═══ Source records ═══

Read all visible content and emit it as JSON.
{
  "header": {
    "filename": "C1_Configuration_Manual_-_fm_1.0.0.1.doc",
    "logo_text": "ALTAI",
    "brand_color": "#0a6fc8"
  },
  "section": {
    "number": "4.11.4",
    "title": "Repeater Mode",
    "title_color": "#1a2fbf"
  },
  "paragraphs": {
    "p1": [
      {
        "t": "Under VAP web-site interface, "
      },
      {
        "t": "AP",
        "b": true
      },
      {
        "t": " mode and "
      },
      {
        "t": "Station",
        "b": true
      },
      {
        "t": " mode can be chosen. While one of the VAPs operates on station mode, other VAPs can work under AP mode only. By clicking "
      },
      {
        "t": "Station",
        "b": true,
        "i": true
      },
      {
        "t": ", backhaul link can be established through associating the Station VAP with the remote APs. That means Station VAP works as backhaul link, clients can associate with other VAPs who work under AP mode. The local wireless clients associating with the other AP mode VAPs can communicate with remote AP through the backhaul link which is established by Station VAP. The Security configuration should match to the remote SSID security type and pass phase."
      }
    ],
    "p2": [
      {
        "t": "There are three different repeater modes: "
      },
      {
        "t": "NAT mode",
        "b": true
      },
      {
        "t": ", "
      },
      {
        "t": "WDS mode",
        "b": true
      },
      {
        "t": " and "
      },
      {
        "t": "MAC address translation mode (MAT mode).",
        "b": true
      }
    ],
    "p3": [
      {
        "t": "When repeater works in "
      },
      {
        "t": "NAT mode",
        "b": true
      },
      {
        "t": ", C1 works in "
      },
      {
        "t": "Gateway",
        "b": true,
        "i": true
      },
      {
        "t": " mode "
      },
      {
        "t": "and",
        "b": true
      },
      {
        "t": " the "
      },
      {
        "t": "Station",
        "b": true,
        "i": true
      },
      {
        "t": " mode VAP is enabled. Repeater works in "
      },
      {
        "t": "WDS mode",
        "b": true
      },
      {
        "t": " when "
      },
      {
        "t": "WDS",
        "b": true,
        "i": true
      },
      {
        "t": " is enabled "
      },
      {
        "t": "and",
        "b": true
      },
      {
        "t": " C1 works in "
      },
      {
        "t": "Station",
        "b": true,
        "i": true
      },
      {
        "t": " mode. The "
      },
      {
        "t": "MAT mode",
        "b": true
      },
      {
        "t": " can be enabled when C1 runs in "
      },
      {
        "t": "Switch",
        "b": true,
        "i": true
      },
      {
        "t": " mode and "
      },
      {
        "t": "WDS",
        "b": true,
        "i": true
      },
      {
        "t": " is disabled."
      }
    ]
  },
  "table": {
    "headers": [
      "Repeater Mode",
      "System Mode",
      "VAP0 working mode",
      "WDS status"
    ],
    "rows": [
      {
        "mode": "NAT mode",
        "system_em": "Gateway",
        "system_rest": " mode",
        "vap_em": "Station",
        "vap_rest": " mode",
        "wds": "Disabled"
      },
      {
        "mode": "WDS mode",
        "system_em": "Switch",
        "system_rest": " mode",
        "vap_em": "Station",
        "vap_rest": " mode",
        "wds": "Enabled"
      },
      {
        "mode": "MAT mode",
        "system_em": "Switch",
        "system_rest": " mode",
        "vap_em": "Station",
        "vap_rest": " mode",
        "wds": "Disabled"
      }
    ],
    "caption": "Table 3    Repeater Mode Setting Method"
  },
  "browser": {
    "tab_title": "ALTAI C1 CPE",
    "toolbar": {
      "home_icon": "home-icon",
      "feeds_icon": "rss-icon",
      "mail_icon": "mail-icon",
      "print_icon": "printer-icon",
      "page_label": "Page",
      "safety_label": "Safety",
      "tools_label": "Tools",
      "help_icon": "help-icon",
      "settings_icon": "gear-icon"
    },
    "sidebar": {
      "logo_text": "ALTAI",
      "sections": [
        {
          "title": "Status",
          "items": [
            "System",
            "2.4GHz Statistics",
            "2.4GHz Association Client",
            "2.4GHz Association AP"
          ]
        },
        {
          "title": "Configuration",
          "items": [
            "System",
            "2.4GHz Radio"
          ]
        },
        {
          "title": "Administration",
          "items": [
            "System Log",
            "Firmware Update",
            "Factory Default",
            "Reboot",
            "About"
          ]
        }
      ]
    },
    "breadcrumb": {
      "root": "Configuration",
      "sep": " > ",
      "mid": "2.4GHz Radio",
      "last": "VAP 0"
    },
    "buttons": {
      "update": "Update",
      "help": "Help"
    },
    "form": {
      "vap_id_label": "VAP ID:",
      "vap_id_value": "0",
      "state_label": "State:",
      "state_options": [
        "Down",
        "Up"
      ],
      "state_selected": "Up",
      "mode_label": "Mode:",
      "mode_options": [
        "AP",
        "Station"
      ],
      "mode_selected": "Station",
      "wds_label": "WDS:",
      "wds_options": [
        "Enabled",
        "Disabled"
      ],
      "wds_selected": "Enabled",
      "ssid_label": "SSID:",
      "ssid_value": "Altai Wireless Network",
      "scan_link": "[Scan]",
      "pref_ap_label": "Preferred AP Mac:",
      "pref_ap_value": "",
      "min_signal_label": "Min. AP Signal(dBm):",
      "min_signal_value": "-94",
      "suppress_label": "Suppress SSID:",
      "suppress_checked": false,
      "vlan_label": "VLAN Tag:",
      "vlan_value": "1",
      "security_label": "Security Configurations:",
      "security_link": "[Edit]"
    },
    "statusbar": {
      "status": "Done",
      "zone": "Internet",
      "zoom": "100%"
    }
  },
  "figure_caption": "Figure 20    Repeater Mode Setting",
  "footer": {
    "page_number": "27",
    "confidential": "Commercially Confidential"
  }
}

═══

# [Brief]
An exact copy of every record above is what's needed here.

# [Response to the exercise]
Read all visible content and emit it as JSON.
{
  "header": {
    "filename": "C1_Configuration_Manual_-_fm_1.0.0.1.doc",
    "logo_text": "ALTAI",
    "brand_color": "#0a6fc8"
  },
  "section": {
    "number": "4.11.4",
    "title": "Repeater Mode",
    "title_color": "#1a2fbf"
  },
  "paragraphs": {
    "p1": [
      {
        "t": "Under VAP web-site interface, "
      },
      {
        "t": "AP",
        "b": true
      },
      {
        "t": " mode and "
      },
      {
        "t": "Station",
        "b": true
      },
      {
        "t": " mode can be chosen. While one of the VAPs operates on station mode, other VAPs can work under AP mode only. By clicking "
      },
      {
        "t": "Station",
        "b": true,
        "i": true
      },
      {
        "t": ", backhaul link can be established through associating the Station VAP with the remote APs. That means Station VAP works as backhaul link, clients can associate with other VAPs who work under AP mode. The local wireless clients associating with the other AP mode VAPs can communicate with remote AP through the backhaul link which is established by Station VAP. The Security configuration should match to the remote SSID security type and pass phase."
      }
    ],
    "p2": [
      {
        "t": "There are three different repeater modes: "
      },
      {
        "t": "NAT mode",
        "b": true
      },
      {
        "t": ", "
      },
      {
        "t": "WDS mode",
        "b": true
      },
      {
        "t": " and "
      },
      {
        "t": "MAC address translation mode (MAT mode).",
        "b": true
      }
    ],
    "p3": [
      {
        "t": "When repeater works in "
      },
      {
        "t": "NAT mode",
        "b": true
      },
      {
        "t": ", C1 works in "
      },
      {
        "t": "Gateway",
        "b": true,
        "i": true
      },
      {
        "t": " mode "
      },
      {
        "t": "and",
        "b": true
      },
      {
        "t": " the "
      },
      {
        "t": "Station",
        "b": true,
        "i": true
      },
      {
        "t": " mode VAP is enabled. Repeater works in "
      },
      {
        "t": "WDS mode",
        "b": true
      },
      {
        "t": " when "
      },
      {
        "t": "WDS",
        "b": true,
        "i": true
      },
      {
        "t": " is enabled "
      },
      {
        "t": "and",
        "b": true
      },
      {
        "t": " C1 works in "
      },
      {
        "t": "Station",
        "b": true,
        "i": true
      },
      {
        "t": " mode. The "
      },
      {
        "t": "MAT mode",
        "b": true
      },
      {
        "t": " can be enabled when C1 runs in "
      },
      {
        "t": "Switch",
        "b": true,
        "i": true
      },
      {
        "t": " mode and "
      },
      {
        "t": "WDS",
        "b": true,
        "i": true
      },
      {
        "t": " is disabled."
      }
    ]
  },
  "table": {
    "headers": [
      "Repeater Mode",
      "System Mode",
      "VAP0 working mode",
      "WDS status"
    ],
    "rows": [
      {
        "mode": "NAT mode",
        "system_em": "Gateway",
        "system_rest": " mode",
        "vap_em": "Station",
        "vap_rest": " mode",
        "wds": "Disabled"
      },
      {
        "mode": "WDS mode",
        "system_em": "Switch",
        "system_rest": " mode",
        "vap_em": "Station",
        "vap_rest": " mode",
        "wds": "Enabled"
      },
      {
        "mode": "MAT mode",
        "system_em": "Switch",
        "system_rest": " mode",
        "vap_em": "Station",
        "vap_rest": " mode",
        "wds": "Disabled"
      }
    ],
    "caption": "Table 3    Repeater Mode Setting Method"
  },
  "browser": {
    "tab_title": "ALTAI C1 CPE",
    "toolbar": {
      "home_icon": "home-icon",
      "feeds_icon": "rss-icon",
      "mail_icon": "mail-icon",
      "print_icon": "printer-icon",
      "page_label": "Page",
      "safety_label": "Safety",
      "tools_label": "Tools",
      "help_icon": "help-icon",
      "settings_icon": "gear-icon"
    },
    "sidebar": {
      "logo_text": "ALTAI",
      "sections": [
        {
          "title": "Status",
          "items": [
            "System",
            "2.4GHz Statistics",
            "2.4GHz Association Client",
            "2.4GHz Association AP"
          ]
        },
        {
          "title": "Configuration",
          "items": [
            "System",
            "2.4GHz Radio"
          ]
        },
        {
          "title": "Administration",
          "items": [
            "System Log",
            "Firmware Update",
            "Factory Default",
            "Reboot",
            "About"
          ]
        }
      ]
    },
    "breadcrumb": {
      "root": "Configuration",
      "sep": " > ",
      "mid": "2.4GHz Radio",
      "last": "VAP 0"
    },
    "buttons": {
      "update": "Update",
      "help": "Help"
    },
    "form": {
      "vap_id_label": "VAP ID:",
      "vap_id_value": "0",
      "state_label": "State:",
      "state_options": [
        "Down",
        "Up"
      ],
      "state_selected": "Up",
      "mode_label": "Mode:",
      "mode_options": [
        "AP",
        "Station"
      ],
      "mode_selected": "Station",
      "wds_label": "WDS:",
      "wds_options": [
        "Enabled",
        "Disabled"
      ],
      "wds_selected": "Enabled",
      "ssid_label": "SSID:",
      "ssid_value": "Altai Wireless Network",
      "scan_link": "[Scan]",
      "pref_ap_label": "Preferred AP Mac:",
      "pref_ap_value": "",
      "min_signal_label": "Min. AP Signal(dBm):",
      "min_signal_value": "-94",
      "suppress_label": "Suppress SSID:",
      "suppress_checked": false,
      "vlan_label": "VLAN Tag:",
      "vlan_value": "1",
      "security_label": "Security Configurations:",
      "security_link": "[Edit]"
    },
    "statusbar": {
      "status": "Done",
      "zone": "Internet",
      "zoom": "100%"
    }
  },
  "figure_caption": "Figure 20    Repeater Mode Setting",
  "footer": {
    "page_number": "27",
    "confidential": "Commercially Confidential"
  }
}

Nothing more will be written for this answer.